(Information begins)

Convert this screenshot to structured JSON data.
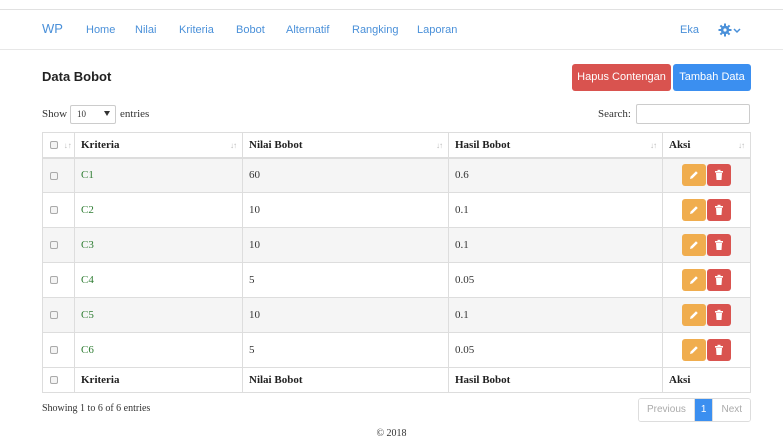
{
  "navbar": {
    "brand": "WP",
    "items": [
      "Home",
      "Nilai",
      "Kriteria",
      "Bobot",
      "Alternatif",
      "Rangking",
      "Laporan"
    ],
    "user": "Eka",
    "settings_icon": "gear-icon"
  },
  "panel": {
    "title": "Data Bobot",
    "hapus_label": "Hapus Contengan",
    "tambah_label": "Tambah Data"
  },
  "table_controls": {
    "show_label": "Show",
    "page_size": "10",
    "entries_label": "entries",
    "search_label": "Search:",
    "search_value": ""
  },
  "table": {
    "headers": [
      "Kriteria",
      "Nilai Bobot",
      "Hasil Bobot",
      "Aksi"
    ],
    "rows": [
      {
        "kriteria": "C1",
        "nilai": "60",
        "hasil": "0.6"
      },
      {
        "kriteria": "C2",
        "nilai": "10",
        "hasil": "0.1"
      },
      {
        "kriteria": "C3",
        "nilai": "10",
        "hasil": "0.1"
      },
      {
        "kriteria": "C4",
        "nilai": "5",
        "hasil": "0.05"
      },
      {
        "kriteria": "C5",
        "nilai": "10",
        "hasil": "0.1"
      },
      {
        "kriteria": "C6",
        "nilai": "5",
        "hasil": "0.05"
      }
    ],
    "footers": [
      "Kriteria",
      "Nilai Bobot",
      "Hasil Bobot",
      "Aksi"
    ]
  },
  "pagination": {
    "info": "Showing 1 to 6 of 6 entries",
    "previous": "Previous",
    "current": "1",
    "next": "Next"
  },
  "footer": {
    "copyright": "© 2018"
  },
  "colors": {
    "link": "#4a90d9",
    "danger": "#d9534f",
    "primary": "#3b8ff0",
    "warning": "#f0ad4e",
    "kriteria_text": "#2e7d32"
  }
}
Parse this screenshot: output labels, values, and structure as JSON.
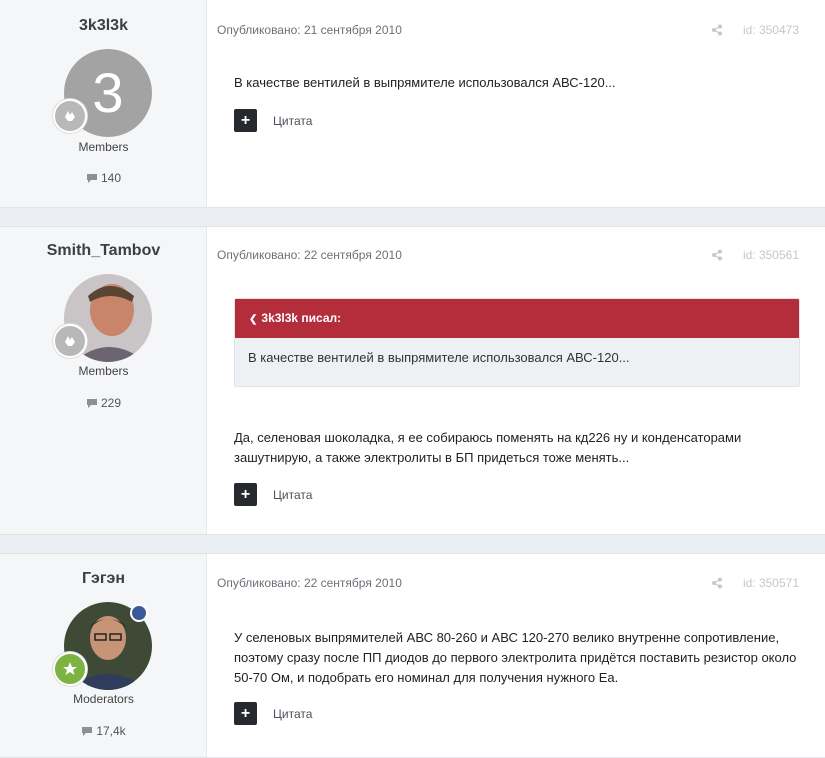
{
  "posts": [
    {
      "author": "3k3l3k",
      "avatar_letter": "3",
      "group": "Members",
      "post_count": "140",
      "published": "Опубликовано: 21 сентября 2010",
      "post_id": "id: 350473",
      "text": "В качестве вентилей в выпрямителе использовался АВС-120...",
      "quote_label": "Цитата"
    },
    {
      "author": "Smith_Tambov",
      "group": "Members",
      "post_count": "229",
      "published": "Опубликовано: 22 сентября 2010",
      "post_id": "id: 350561",
      "quote": {
        "header": "3k3l3k писал:",
        "text": "В качестве вентилей в выпрямителе использовался АВС-120..."
      },
      "text": "Да, селеновая шоколадка, я ее собираюсь поменять на кд226 ну и конденсаторами зашутнирую, а также электролиты в БП придеться тоже менять...",
      "quote_label": "Цитата"
    },
    {
      "author": "Гэгэн",
      "group": "Moderators",
      "post_count": "17,4k",
      "published": "Опубликовано: 22 сентября 2010",
      "post_id": "id: 350571",
      "text": "У селеновых выпрямителей АВС 80-260 и АВС 120-270 велико внутренне сопротивление, поэтому сразу после ПП диодов до первого электролита придётся поставить резистор около 50-70 Ом, и подобрать его номинал для получения нужного Еа.",
      "quote_label": "Цитата"
    }
  ],
  "colors": {
    "quote_header": "#b32d3a",
    "button": "#262a2e",
    "moderator_rank": "#7cb342"
  }
}
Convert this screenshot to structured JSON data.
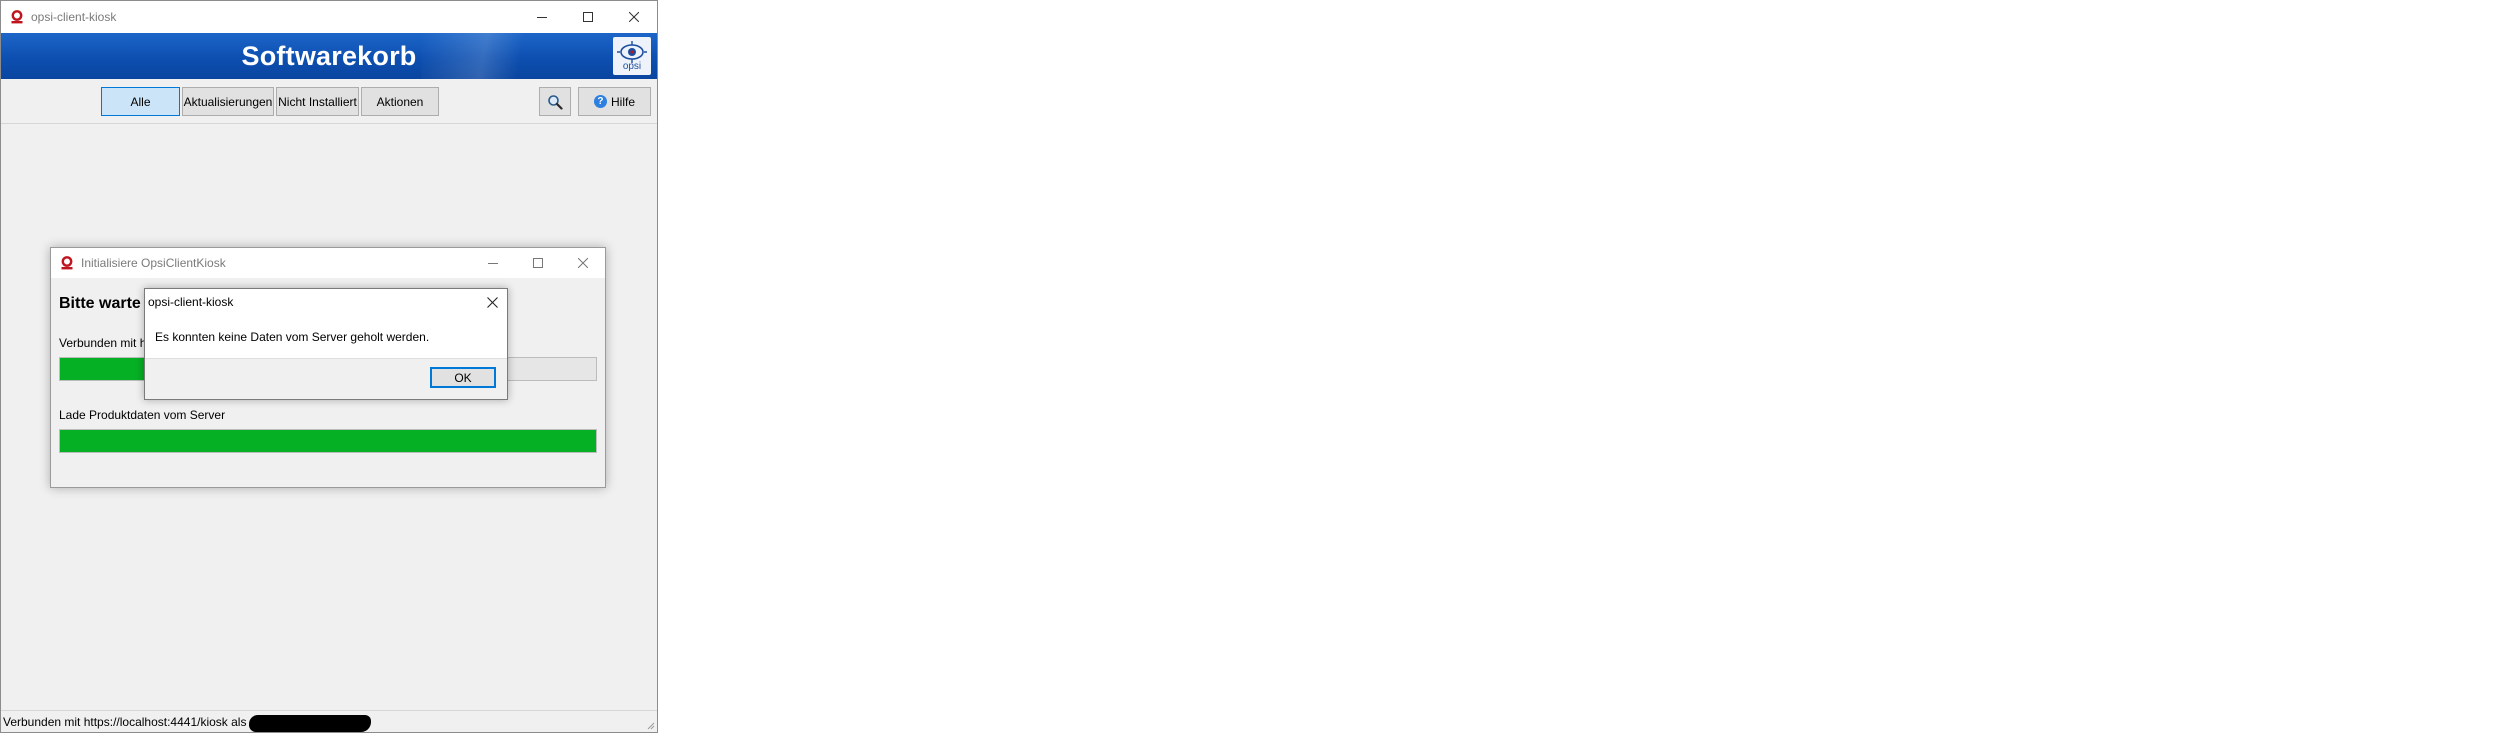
{
  "main_window": {
    "title": "opsi-client-kiosk",
    "banner_title": "Softwarekorb",
    "logo_text": "opsi",
    "filters": [
      {
        "label": "Alle",
        "active": true
      },
      {
        "label": "Aktualisierungen",
        "active": false
      },
      {
        "label": "Nicht Installiert",
        "active": false
      },
      {
        "label": "Aktionen",
        "active": false
      }
    ],
    "help_label": "Hilfe",
    "status_text": "Verbunden mit https://localhost:4441/kiosk als"
  },
  "init_dialog": {
    "title": "Initialisiere OpsiClientKiosk",
    "heading": "Bitte warte",
    "connected_label": "Verbunden mit h",
    "connected_progress": 0.16,
    "load_label": "Lade Produktdaten vom Server",
    "load_progress": 1.0
  },
  "error_dialog": {
    "title": "opsi-client-kiosk",
    "message": "Es konnten keine Daten vom Server geholt werden.",
    "ok_label": "OK"
  },
  "colors": {
    "banner": "#0d4fb0",
    "progress": "#06b025",
    "accent": "#0078d7",
    "active_filter": "#cce4f7"
  },
  "icons": [
    "opsi-app-icon",
    "minimize-icon",
    "maximize-icon",
    "close-icon",
    "search-icon",
    "help-icon",
    "opsi-logo",
    "resize-grip-icon"
  ]
}
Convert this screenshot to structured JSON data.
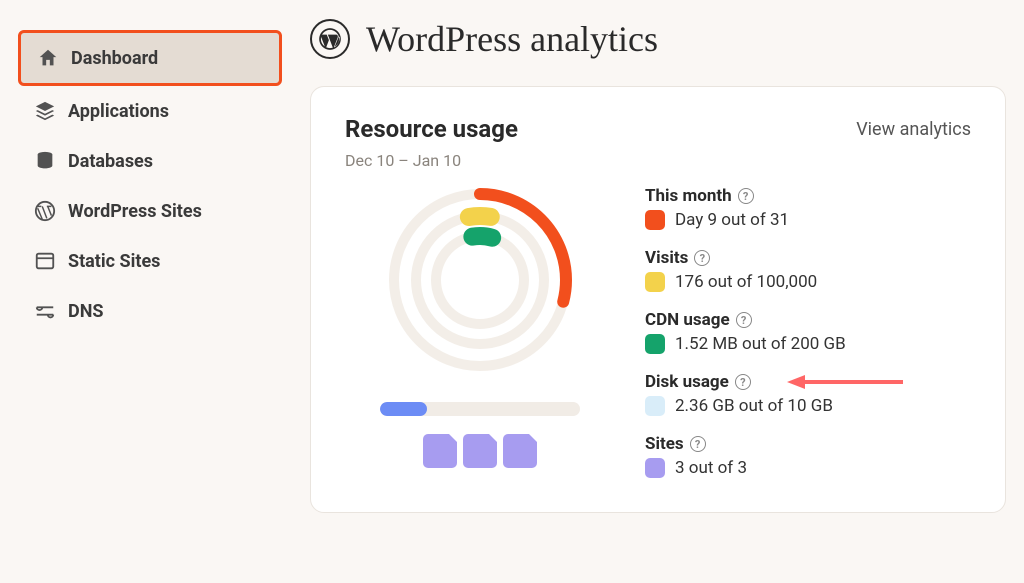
{
  "sidebar": {
    "items": [
      {
        "label": "Dashboard"
      },
      {
        "label": "Applications"
      },
      {
        "label": "Databases"
      },
      {
        "label": "WordPress Sites"
      },
      {
        "label": "Static Sites"
      },
      {
        "label": "DNS"
      }
    ]
  },
  "header": {
    "title": "WordPress analytics"
  },
  "card": {
    "title": "Resource usage",
    "view_link": "View analytics",
    "date_range": "Dec 10 – Jan 10"
  },
  "stats": {
    "month": {
      "label": "This month",
      "value": "Day 9 out of 31",
      "swatch": "#f24f1d"
    },
    "visits": {
      "label": "Visits",
      "value": "176 out of 100,000",
      "swatch": "#f3d24b"
    },
    "cdn": {
      "label": "CDN usage",
      "value": "1.52 MB out of 200 GB",
      "swatch": "#15a36b"
    },
    "disk": {
      "label": "Disk usage",
      "value": "2.36 GB out of 10 GB",
      "swatch": "#d9edf9"
    },
    "sites": {
      "label": "Sites",
      "value": "3 out of 3",
      "swatch": "#a79cf0"
    }
  },
  "chart_data": {
    "type": "pie",
    "title": "Resource usage",
    "rings": [
      {
        "name": "This month",
        "value": 9,
        "max": 31,
        "color": "#f24f1d"
      },
      {
        "name": "Visits",
        "value": 176,
        "max": 100000,
        "color": "#f3d24b"
      },
      {
        "name": "CDN usage",
        "value_label": "1.52 MB",
        "max_label": "200 GB",
        "fraction": 7.6e-06,
        "color": "#15a36b"
      }
    ],
    "disk_bar": {
      "value_label": "2.36 GB",
      "max_label": "10 GB",
      "fraction": 0.236,
      "color": "#6c8cf5"
    },
    "sites": {
      "value": 3,
      "max": 3,
      "color": "#a79cf0"
    }
  }
}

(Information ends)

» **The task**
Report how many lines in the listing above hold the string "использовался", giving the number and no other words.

» **Answer space**
2